Element data from apps and pages:
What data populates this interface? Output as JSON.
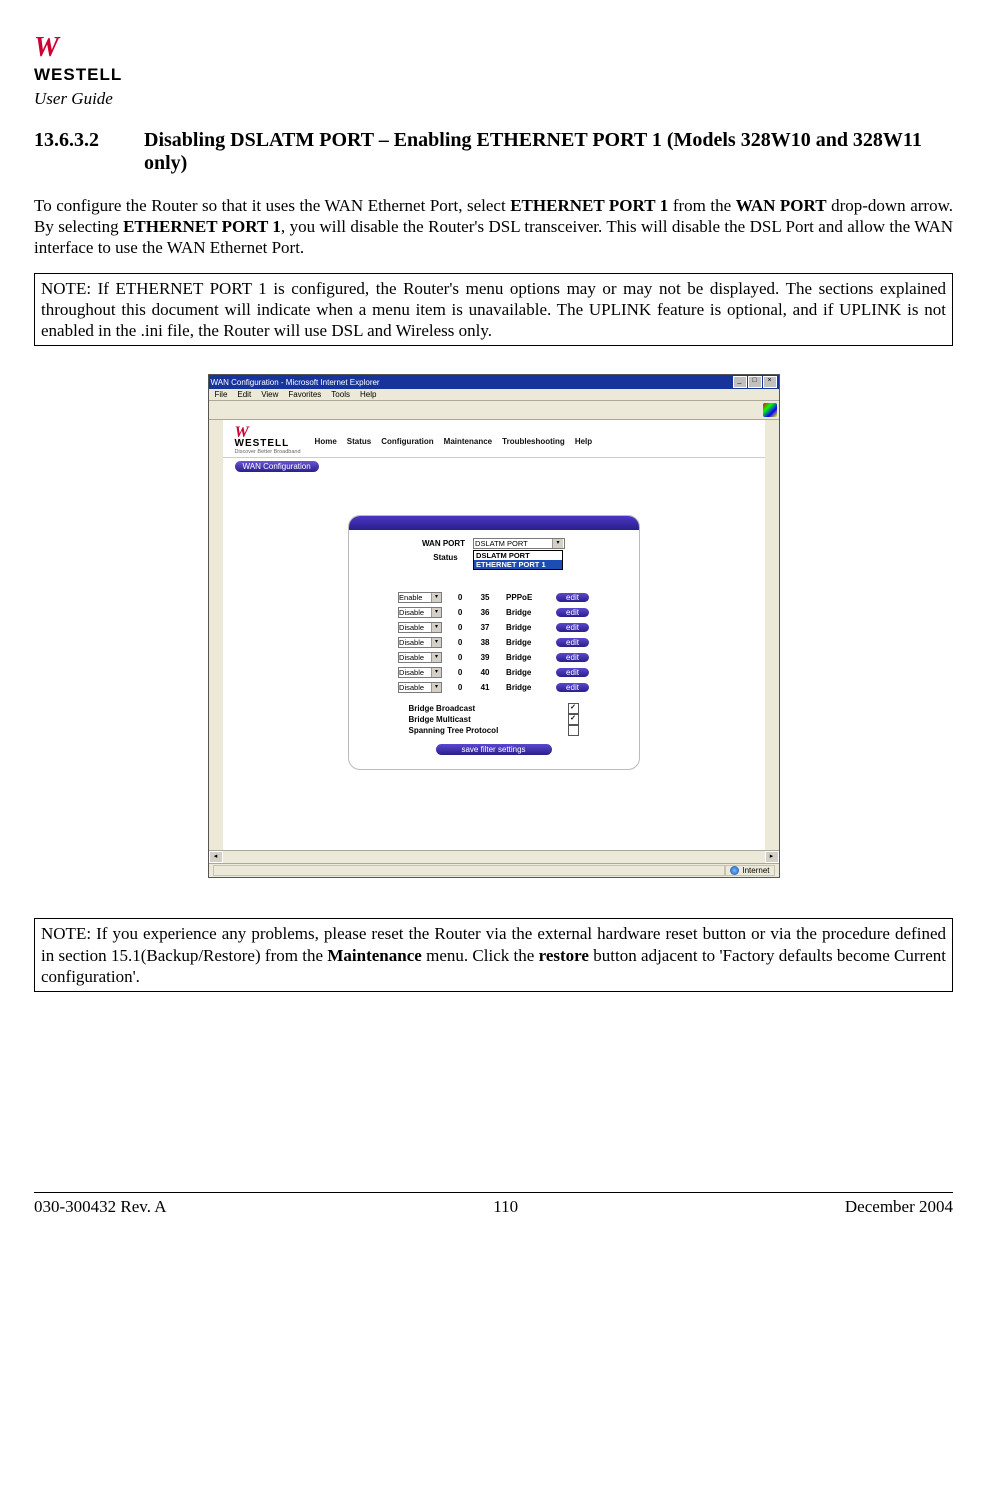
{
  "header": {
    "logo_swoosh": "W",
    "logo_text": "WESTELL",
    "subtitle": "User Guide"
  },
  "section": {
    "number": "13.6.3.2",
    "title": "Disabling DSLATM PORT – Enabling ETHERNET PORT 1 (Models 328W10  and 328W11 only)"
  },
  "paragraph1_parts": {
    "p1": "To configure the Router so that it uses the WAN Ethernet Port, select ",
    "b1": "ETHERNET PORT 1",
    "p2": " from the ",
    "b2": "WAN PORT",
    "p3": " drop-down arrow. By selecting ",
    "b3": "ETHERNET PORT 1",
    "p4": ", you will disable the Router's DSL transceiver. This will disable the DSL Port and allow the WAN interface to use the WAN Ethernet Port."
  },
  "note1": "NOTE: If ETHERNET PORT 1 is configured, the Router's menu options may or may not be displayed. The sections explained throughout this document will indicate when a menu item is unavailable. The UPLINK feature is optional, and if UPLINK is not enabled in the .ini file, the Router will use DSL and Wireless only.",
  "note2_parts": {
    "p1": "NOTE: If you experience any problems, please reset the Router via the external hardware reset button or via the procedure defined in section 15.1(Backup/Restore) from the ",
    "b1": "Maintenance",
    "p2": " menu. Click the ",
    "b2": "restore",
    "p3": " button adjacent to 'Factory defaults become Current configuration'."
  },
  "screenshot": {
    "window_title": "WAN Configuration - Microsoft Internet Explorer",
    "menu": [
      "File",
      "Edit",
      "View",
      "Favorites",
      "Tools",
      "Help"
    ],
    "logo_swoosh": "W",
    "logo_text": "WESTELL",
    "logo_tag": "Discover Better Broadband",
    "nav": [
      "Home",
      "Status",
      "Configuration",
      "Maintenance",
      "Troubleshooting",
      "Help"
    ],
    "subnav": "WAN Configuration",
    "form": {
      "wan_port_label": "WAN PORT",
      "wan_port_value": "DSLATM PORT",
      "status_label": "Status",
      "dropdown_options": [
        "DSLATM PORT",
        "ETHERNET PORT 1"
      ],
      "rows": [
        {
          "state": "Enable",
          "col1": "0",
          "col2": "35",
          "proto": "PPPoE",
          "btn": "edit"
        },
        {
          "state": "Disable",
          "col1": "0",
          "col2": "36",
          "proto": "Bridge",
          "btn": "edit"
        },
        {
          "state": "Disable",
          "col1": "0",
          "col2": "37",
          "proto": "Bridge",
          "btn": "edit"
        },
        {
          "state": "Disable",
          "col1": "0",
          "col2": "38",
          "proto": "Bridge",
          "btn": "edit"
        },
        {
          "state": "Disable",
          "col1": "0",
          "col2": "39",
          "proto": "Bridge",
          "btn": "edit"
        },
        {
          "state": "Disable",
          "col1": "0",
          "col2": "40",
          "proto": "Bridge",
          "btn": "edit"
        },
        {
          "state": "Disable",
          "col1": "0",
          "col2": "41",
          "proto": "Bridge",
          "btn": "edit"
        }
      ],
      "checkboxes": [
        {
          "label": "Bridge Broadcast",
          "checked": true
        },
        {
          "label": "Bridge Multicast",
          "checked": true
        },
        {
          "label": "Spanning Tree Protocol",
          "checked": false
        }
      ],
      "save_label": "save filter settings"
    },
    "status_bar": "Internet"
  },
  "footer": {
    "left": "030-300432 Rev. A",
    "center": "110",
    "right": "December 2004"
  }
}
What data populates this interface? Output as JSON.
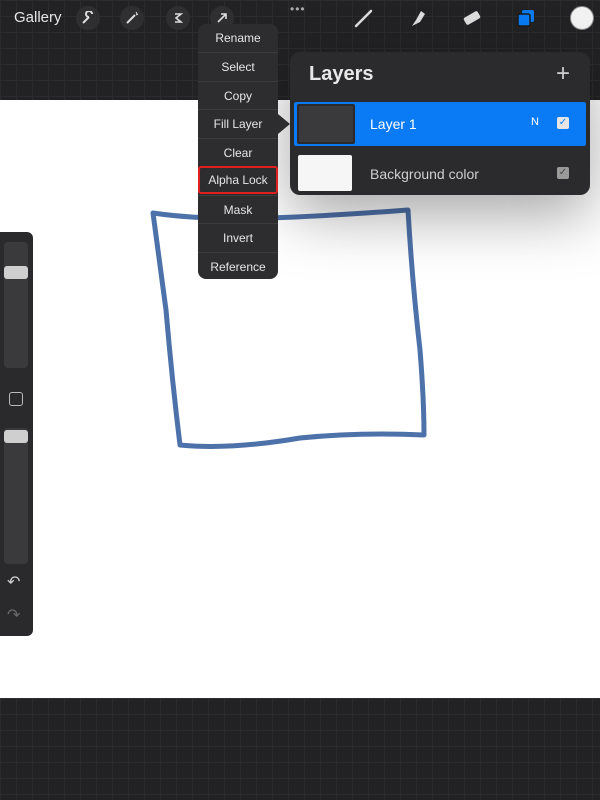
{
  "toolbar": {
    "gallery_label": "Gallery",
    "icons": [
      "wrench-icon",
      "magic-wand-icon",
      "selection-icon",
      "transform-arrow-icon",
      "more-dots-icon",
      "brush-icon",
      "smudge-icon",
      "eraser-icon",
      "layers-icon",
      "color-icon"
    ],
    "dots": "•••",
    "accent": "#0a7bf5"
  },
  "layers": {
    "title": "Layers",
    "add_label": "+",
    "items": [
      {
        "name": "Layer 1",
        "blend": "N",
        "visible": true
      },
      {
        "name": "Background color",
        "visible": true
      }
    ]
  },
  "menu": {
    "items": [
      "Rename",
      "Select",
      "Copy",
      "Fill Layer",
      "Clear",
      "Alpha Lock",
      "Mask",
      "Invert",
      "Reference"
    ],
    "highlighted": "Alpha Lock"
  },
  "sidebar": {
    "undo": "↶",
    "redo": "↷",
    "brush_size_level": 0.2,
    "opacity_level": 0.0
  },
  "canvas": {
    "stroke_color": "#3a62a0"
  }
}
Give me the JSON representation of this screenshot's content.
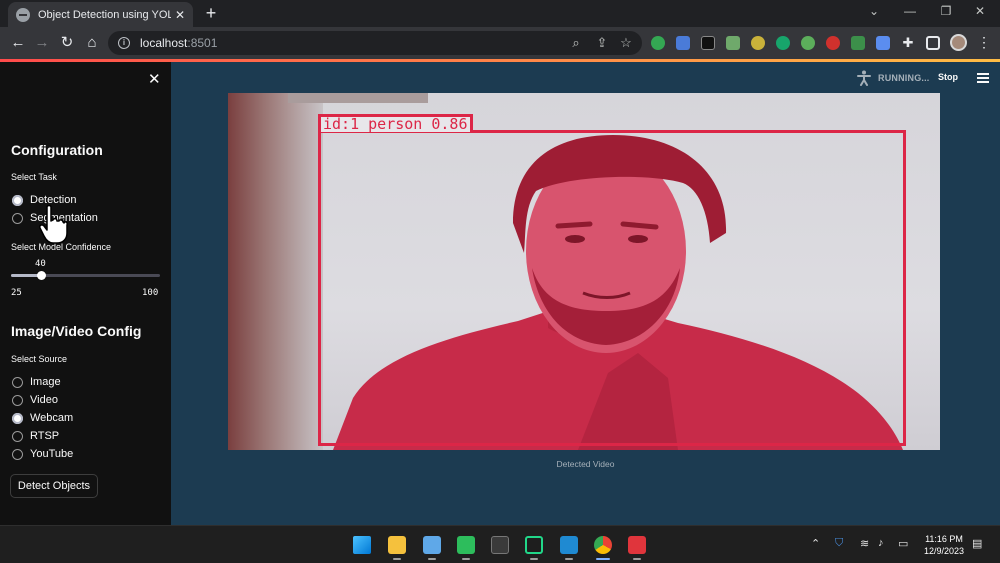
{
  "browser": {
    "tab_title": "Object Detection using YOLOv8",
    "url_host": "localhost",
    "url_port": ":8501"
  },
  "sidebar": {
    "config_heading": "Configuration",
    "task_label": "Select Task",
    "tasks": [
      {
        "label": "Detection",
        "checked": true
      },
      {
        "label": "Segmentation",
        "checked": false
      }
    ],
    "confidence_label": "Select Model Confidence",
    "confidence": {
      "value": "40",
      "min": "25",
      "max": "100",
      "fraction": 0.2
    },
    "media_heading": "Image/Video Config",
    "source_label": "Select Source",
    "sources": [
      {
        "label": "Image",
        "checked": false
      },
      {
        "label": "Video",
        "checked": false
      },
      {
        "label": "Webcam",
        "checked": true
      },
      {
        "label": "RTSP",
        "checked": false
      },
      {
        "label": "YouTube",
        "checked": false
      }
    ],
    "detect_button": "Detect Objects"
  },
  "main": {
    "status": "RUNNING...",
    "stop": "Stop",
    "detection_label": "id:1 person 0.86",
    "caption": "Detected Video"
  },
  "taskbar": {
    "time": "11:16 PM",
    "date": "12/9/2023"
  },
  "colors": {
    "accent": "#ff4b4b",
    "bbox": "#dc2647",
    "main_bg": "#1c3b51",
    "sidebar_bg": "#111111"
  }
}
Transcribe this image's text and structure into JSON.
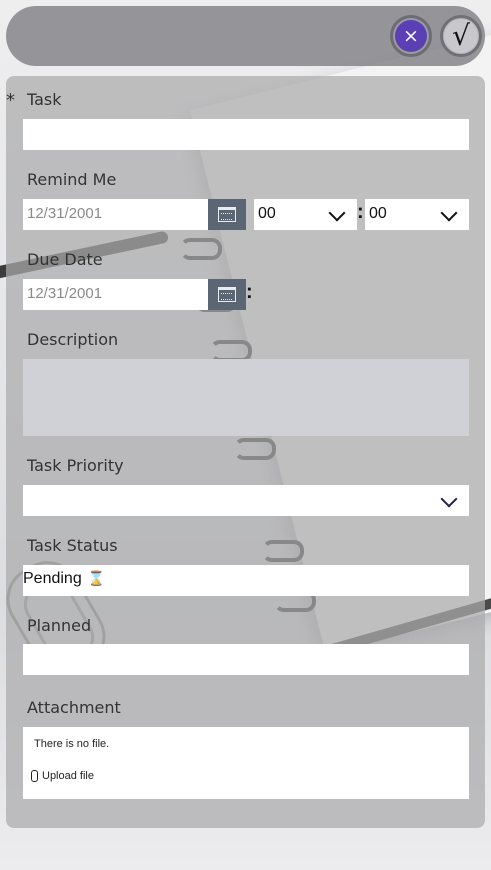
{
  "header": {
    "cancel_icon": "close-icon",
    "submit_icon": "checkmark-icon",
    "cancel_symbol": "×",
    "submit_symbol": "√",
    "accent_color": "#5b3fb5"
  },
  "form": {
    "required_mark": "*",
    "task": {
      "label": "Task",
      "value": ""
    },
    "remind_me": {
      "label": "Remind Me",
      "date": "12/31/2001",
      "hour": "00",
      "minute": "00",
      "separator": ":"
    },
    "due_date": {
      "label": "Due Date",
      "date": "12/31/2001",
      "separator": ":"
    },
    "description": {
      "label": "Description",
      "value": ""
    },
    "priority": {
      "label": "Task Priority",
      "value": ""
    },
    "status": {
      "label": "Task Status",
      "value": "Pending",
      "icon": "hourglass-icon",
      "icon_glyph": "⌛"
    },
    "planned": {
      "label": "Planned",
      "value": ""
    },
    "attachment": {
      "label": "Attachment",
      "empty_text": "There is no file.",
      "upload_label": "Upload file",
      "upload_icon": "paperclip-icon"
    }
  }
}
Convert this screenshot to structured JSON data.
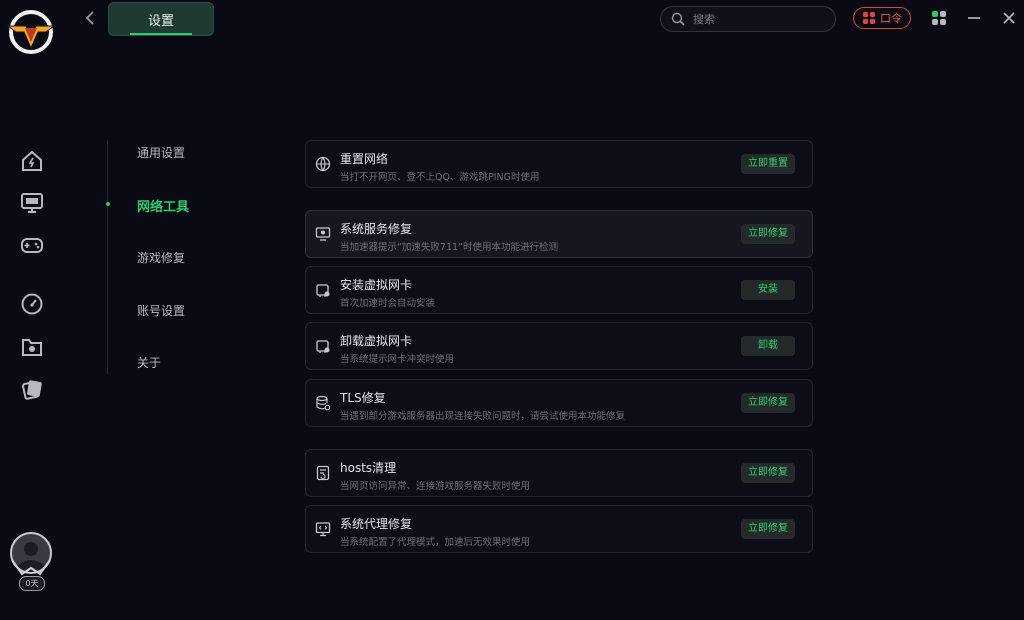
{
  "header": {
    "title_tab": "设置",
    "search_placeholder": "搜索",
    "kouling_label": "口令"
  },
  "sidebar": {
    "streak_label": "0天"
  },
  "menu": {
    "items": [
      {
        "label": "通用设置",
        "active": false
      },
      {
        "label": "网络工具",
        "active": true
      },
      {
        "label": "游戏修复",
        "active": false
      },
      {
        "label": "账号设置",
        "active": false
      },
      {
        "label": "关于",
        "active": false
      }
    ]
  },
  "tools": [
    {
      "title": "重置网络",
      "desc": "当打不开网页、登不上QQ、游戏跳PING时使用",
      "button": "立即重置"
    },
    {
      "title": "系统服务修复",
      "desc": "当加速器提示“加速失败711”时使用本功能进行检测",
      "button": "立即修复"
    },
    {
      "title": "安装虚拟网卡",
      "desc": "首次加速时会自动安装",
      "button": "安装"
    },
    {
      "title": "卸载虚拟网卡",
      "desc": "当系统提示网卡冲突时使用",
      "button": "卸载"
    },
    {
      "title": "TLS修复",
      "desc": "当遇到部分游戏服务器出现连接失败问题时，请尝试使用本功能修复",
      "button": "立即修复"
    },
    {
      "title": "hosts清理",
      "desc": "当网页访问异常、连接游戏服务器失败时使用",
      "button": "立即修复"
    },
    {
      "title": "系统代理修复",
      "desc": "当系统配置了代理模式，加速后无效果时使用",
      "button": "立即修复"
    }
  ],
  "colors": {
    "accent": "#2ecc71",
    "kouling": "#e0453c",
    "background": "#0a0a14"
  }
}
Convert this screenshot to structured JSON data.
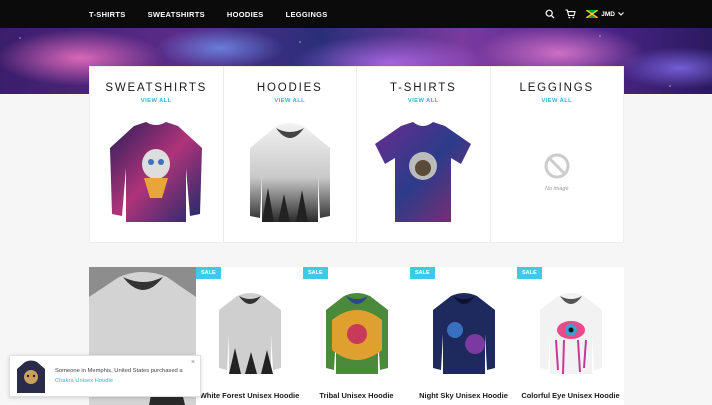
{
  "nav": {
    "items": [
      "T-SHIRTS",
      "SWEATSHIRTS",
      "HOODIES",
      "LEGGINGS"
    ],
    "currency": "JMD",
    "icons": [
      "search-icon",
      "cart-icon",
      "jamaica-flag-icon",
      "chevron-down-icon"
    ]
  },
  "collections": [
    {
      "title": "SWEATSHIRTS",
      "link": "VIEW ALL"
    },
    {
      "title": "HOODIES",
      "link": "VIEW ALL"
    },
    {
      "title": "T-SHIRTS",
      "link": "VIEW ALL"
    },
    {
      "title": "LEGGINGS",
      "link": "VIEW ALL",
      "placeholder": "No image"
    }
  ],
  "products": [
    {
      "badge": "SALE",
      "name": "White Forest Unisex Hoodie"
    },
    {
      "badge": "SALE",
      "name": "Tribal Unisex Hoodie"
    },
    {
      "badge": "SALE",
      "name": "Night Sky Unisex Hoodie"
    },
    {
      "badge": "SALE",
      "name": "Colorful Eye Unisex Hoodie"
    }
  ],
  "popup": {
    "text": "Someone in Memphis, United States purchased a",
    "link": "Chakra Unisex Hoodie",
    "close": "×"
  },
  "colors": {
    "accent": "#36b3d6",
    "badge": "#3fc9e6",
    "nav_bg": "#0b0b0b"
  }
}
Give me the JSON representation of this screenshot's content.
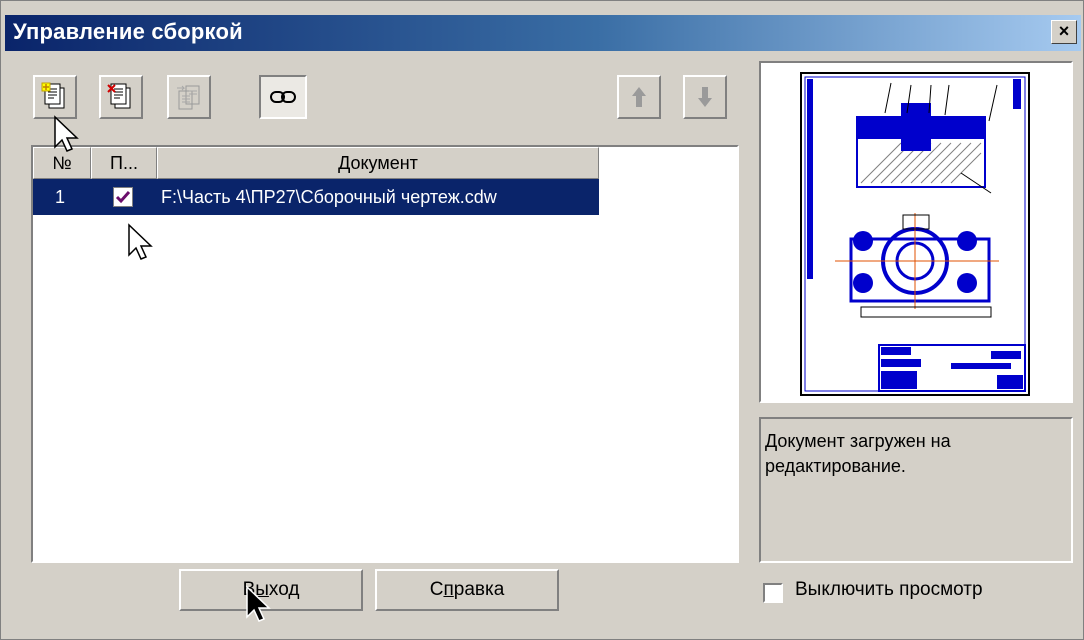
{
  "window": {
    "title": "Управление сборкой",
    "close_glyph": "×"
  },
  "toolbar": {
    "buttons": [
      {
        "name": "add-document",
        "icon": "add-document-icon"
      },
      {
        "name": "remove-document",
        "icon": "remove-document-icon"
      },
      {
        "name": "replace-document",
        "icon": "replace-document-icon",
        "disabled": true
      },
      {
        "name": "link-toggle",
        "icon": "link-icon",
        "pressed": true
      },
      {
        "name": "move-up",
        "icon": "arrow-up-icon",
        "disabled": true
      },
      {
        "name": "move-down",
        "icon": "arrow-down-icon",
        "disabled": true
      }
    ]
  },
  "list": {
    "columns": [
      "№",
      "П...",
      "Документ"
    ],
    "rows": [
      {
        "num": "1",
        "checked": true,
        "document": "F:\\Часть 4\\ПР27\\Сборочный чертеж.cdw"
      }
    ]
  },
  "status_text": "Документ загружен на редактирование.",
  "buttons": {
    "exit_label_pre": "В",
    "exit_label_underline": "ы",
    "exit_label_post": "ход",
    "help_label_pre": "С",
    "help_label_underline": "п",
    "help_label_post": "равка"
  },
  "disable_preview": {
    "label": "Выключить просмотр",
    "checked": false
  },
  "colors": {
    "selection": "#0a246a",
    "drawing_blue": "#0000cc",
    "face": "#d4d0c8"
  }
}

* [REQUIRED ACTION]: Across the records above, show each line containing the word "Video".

* [RESPONSE]:
    "media_heading": "Image/Video Config",
        "label": "Video",
    "caption": "Detected Video"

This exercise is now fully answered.